Let’s consider healthcare first. Imagine that your student ends up in the ER, infirmary or hospital after eating at a not so savory, but cheap, off campus restaurant. In a panic, you call only to be told by the hospital staff that due to privacy laws, the doctor can’t speak to you or give you any information about your child. Taken a step further, if your child became incapacitated and was wholly unable to make a decision, you might need a court approval to act on her or his behalf. Some states do have surrogate decision-making laws for specific family members, but it’s not guaranteed, and while it’s true that a medical provider may choose to disclose protected information to a family member if, in their judgment, it serves the best interest of the patient, providers generally adhere to patient privacy, especially if you are unknown to them.
The same holds true for your child’s financial matters. Even though you may be paying the tuition, the agreement is between the school and student. You have no right to check that tuition payments have been made, checking account funds are being responsibly managed, scholarship forms have been properly filled out, taxes paid, or any number of similar matters.
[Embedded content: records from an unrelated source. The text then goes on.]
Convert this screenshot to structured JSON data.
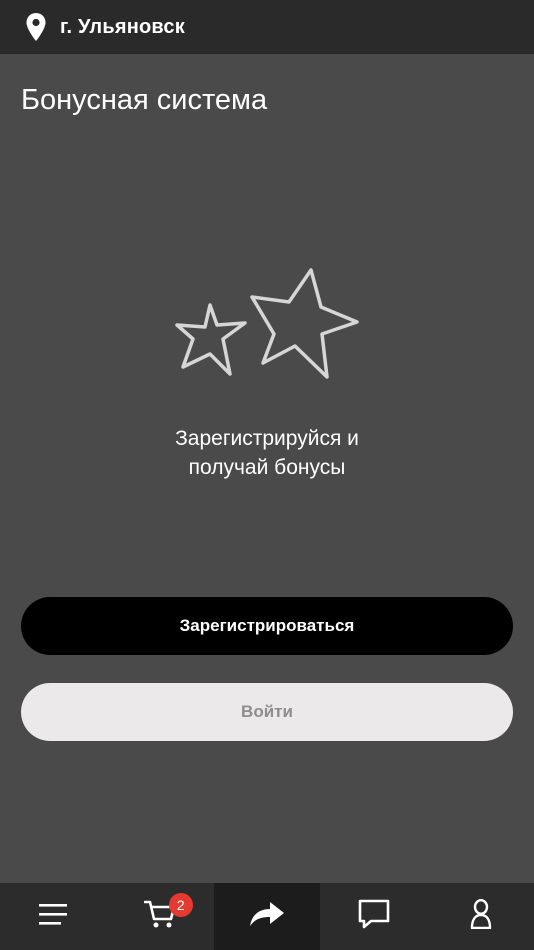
{
  "header": {
    "city": "г. Ульяновск",
    "location_icon": "location-pin-icon"
  },
  "page": {
    "title": "Бонусная система"
  },
  "promo": {
    "icon": "stars-icon",
    "line1": "Зарегистрируйся и",
    "line2": "получай бонусы"
  },
  "actions": {
    "register_label": "Зарегистрироваться",
    "login_label": "Войти"
  },
  "tabbar": {
    "cart_badge": "2",
    "items": [
      "menu-icon",
      "cart-icon",
      "share-icon",
      "chat-icon",
      "profile-icon"
    ]
  },
  "colors": {
    "background": "#4a4a4a",
    "topbar": "#2a2a2a",
    "tabbar": "#2c2c2c",
    "tab_active": "#1c1c1c",
    "primary_button": "#000000",
    "secondary_button": "#ebe9ea",
    "badge": "#e53a2f"
  }
}
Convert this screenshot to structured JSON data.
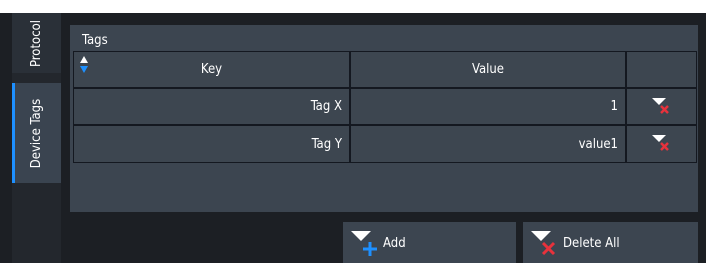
{
  "side_tabs": [
    {
      "label": "Protocol"
    },
    {
      "label": "Device Tags"
    }
  ],
  "panel": {
    "title": "Tags",
    "columns": [
      "Key",
      "Value"
    ],
    "rows": [
      {
        "key": "Tag X",
        "value": "1"
      },
      {
        "key": "Tag Y",
        "value": "value1"
      }
    ]
  },
  "buttons": {
    "add": "Add",
    "delete_all": "Delete All"
  },
  "colors": {
    "accent": "#1e90ff",
    "delete": "#e8323c"
  }
}
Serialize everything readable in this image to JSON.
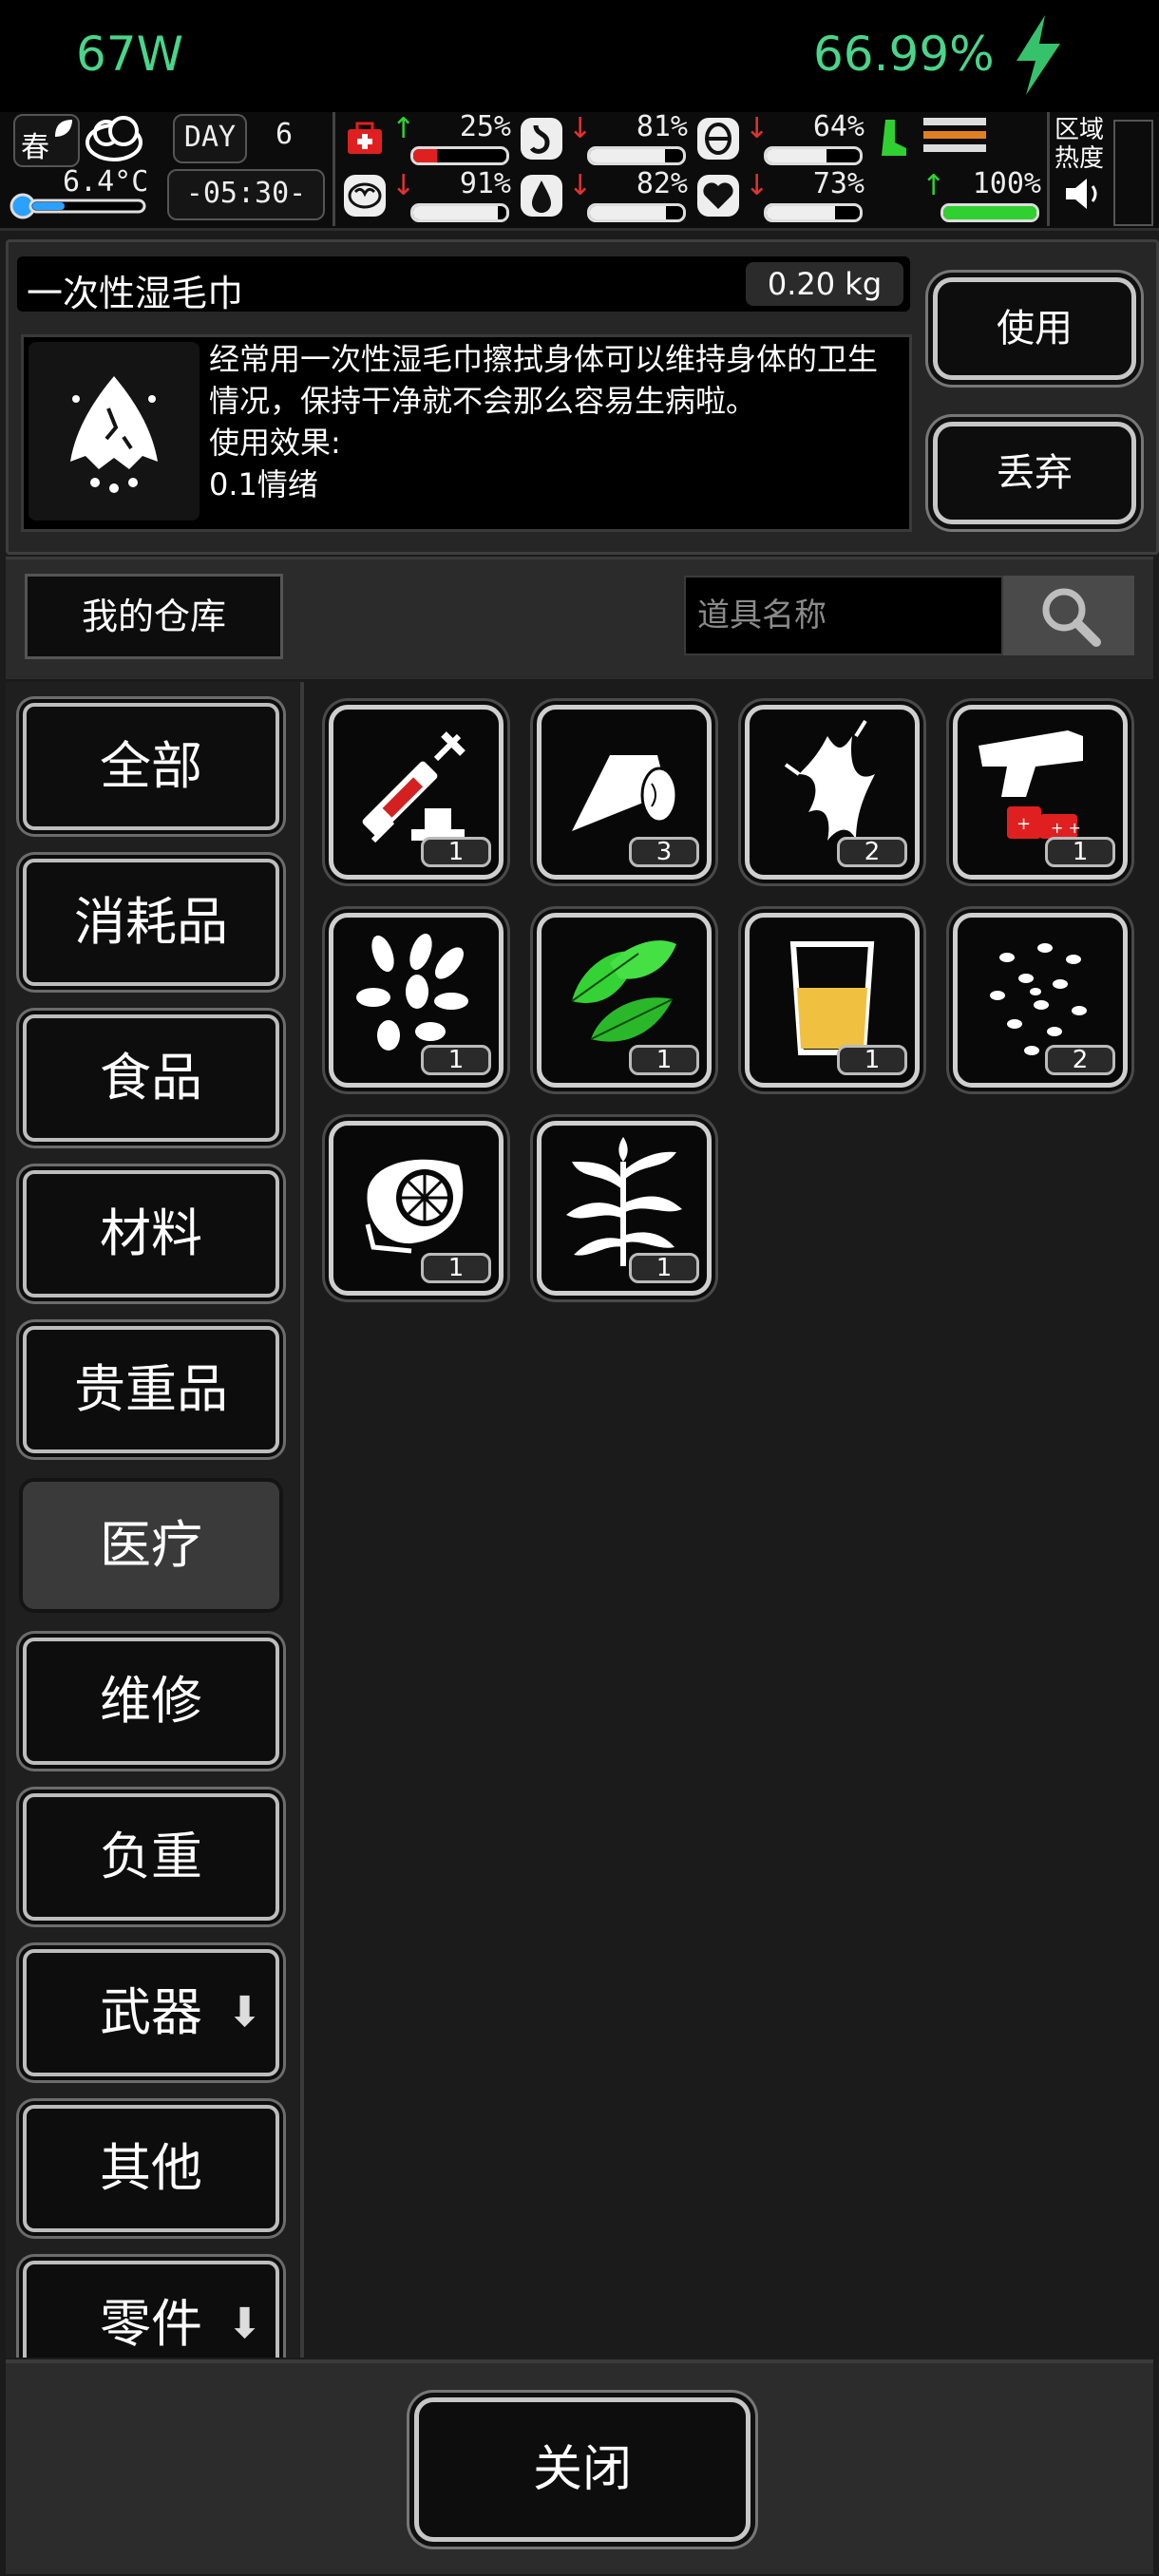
{
  "status_bar": {
    "left": "67W",
    "right": "66.99%"
  },
  "hud": {
    "season": "春",
    "day_label": "DAY",
    "day_number": "6",
    "temperature": "6.4°C",
    "time": "-05:30-",
    "stats": [
      {
        "icon": "medkit-icon",
        "direction": "up",
        "value": "25%",
        "fill_fraction": 0.25,
        "fill_color": "#e02020"
      },
      {
        "icon": "stomach-icon",
        "direction": "down",
        "value": "81%",
        "fill_fraction": 0.81,
        "fill_color": "#eeeeee"
      },
      {
        "icon": "bladder-icon",
        "direction": "down",
        "value": "64%",
        "fill_fraction": 0.64,
        "fill_color": "#eeeeee"
      },
      {
        "icon": "stamina-icon",
        "direction": "none",
        "value": "",
        "fill_fraction": 1.0,
        "fill_color": "#e0a020"
      },
      {
        "icon": "brain-icon",
        "direction": "down",
        "value": "91%",
        "fill_fraction": 0.91,
        "fill_color": "#eeeeee"
      },
      {
        "icon": "water-drop-icon",
        "direction": "down",
        "value": "82%",
        "fill_fraction": 0.82,
        "fill_color": "#eeeeee"
      },
      {
        "icon": "heart-icon",
        "direction": "down",
        "value": "73%",
        "fill_fraction": 0.73,
        "fill_color": "#eeeeee"
      },
      {
        "icon": "battery-icon",
        "direction": "up",
        "value": "100%",
        "fill_fraction": 1.0,
        "fill_color": "#30d030"
      }
    ],
    "zone_heat_label": "区域\n热度"
  },
  "detail": {
    "item_name": "一次性湿毛巾",
    "weight": "0.20 kg",
    "description": "经常用一次性湿毛巾擦拭身体可以维持身体的卫生情况，保持干净就不会那么容易生病啦。\n使用效果:\n0.1情绪",
    "use_label": "使用",
    "drop_label": "丢弃"
  },
  "warehouse": {
    "title": "我的仓库",
    "search_placeholder": "道具名称"
  },
  "categories": [
    {
      "label": "全部",
      "active": false,
      "has_arrow": false
    },
    {
      "label": "消耗品",
      "active": false,
      "has_arrow": false
    },
    {
      "label": "食品",
      "active": false,
      "has_arrow": false
    },
    {
      "label": "材料",
      "active": false,
      "has_arrow": false
    },
    {
      "label": "贵重品",
      "active": false,
      "has_arrow": false
    },
    {
      "label": "医疗",
      "active": true,
      "has_arrow": false
    },
    {
      "label": "维修",
      "active": false,
      "has_arrow": false
    },
    {
      "label": "负重",
      "active": false,
      "has_arrow": false
    },
    {
      "label": "武器",
      "active": false,
      "has_arrow": true
    },
    {
      "label": "其他",
      "active": false,
      "has_arrow": false
    },
    {
      "label": "零件",
      "active": false,
      "has_arrow": true
    }
  ],
  "items": [
    {
      "icon": "syringe-icon",
      "count": "1"
    },
    {
      "icon": "bandage-roll-icon",
      "count": "3"
    },
    {
      "icon": "ginseng-root-icon",
      "count": "2"
    },
    {
      "icon": "flare-gun-icon",
      "count": "1"
    },
    {
      "icon": "seeds-leaves-icon",
      "count": "1"
    },
    {
      "icon": "green-herb-icon",
      "count": "1"
    },
    {
      "icon": "medicine-cup-icon",
      "count": "1"
    },
    {
      "icon": "pills-scatter-icon",
      "count": "2"
    },
    {
      "icon": "gas-mask-icon",
      "count": "1"
    },
    {
      "icon": "dry-herb-plant-icon",
      "count": "1"
    }
  ],
  "close_label": "关闭"
}
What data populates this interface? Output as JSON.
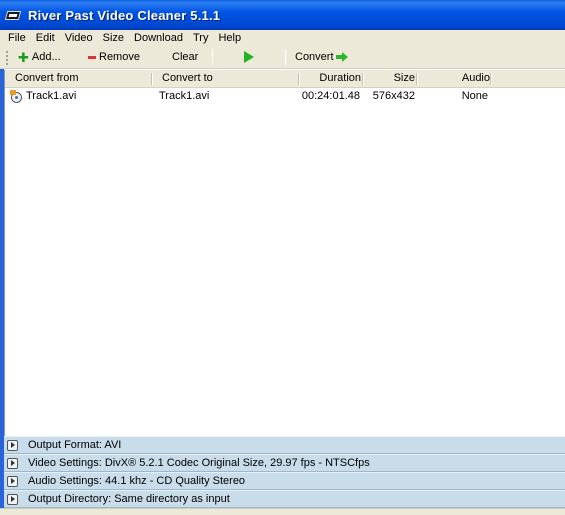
{
  "window": {
    "title": "River Past Video Cleaner 5.1.1"
  },
  "menu": [
    "File",
    "Edit",
    "Video",
    "Size",
    "Download",
    "Try",
    "Help"
  ],
  "toolbar": {
    "add_label": "Add...",
    "remove_label": "Remove",
    "clear_label": "Clear",
    "convert_label": "Convert"
  },
  "list": {
    "columns": [
      "Convert from",
      "Convert to",
      "Duration",
      "Size",
      "Audio"
    ],
    "rows": [
      {
        "from": "Track1.avi",
        "to": "Track1.avi",
        "duration": "00:24:01.48",
        "size": "576x432",
        "audio": "None"
      }
    ]
  },
  "panels": [
    "Output Format: AVI",
    "Video Settings: DivX® 5.2.1 Codec Original Size, 29.97 fps - NTSCfps",
    "Audio Settings: 44.1 khz - CD Quality Stereo",
    "Output Directory: Same directory as input"
  ]
}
The solution to these problems lies in Advance Directives. We advise that new young adults execute an Advance Medical Directive with accompanying HIPAA Release and a Durable Power of Attorney, giving their parents the power to act as surrogate decision makers while their children are in college.
Advance Medical Directive / HIPAA Release
If your child has signed an advance medical directive appointing you as his or her agent, you will immediately be able to make healthcare decisions on your child’s behalf if he/she is unable to do so. It may also allow you to to specify instructions to doctors for medical treatment under various scenarios. The HIPAA release allows you to access your child’s health information and communicate with his/her healthcare providers currently. It can assist in requesting copies of medical records, speaking with doctors and dealing with insurance claims.
Students attending colleges out of state should fill out forms relative to their home state and school state. Some schools may have their own forms, which should also be signed. When a healthcare provider sees it, you want them to recognize and be familiar with it.
Durable Power of Attorney
A Durable Power of Attorney allows you to act on behalf of your child with regard to financial transactions. It can be a “springing” power of attorney which only goes into effect if your child is incapacitated at some point in the future, or it can be “current” which means it is effective immediately. This can be especially helpful if your child is studying abroad or taking a gap year, and can’t easily sign financial and other documents, such as car registrations, in the normal course of business.
Both the Advance Medical Directive and Durable Power of Attorney can be tailored to each family’s particular situation. Make sure you send the documents with your child and keep copies for yourself. Also, keep electronic copies that can be emailed in an emergency situation.
By executing these documents, you and your young adult will have the peace of mind knowing that the safety net on which they have all relied since birth will remain in place until such time as the children really are “as big as they think” and ready to be totally on their own.
Come visit the attorneys at Hollis Laidlaw & Simon P.C. We can discuss all of these issues with you and help you determine what is best in your individual situation.
Even if you choose not to use our firm, please … do this. It’s that important.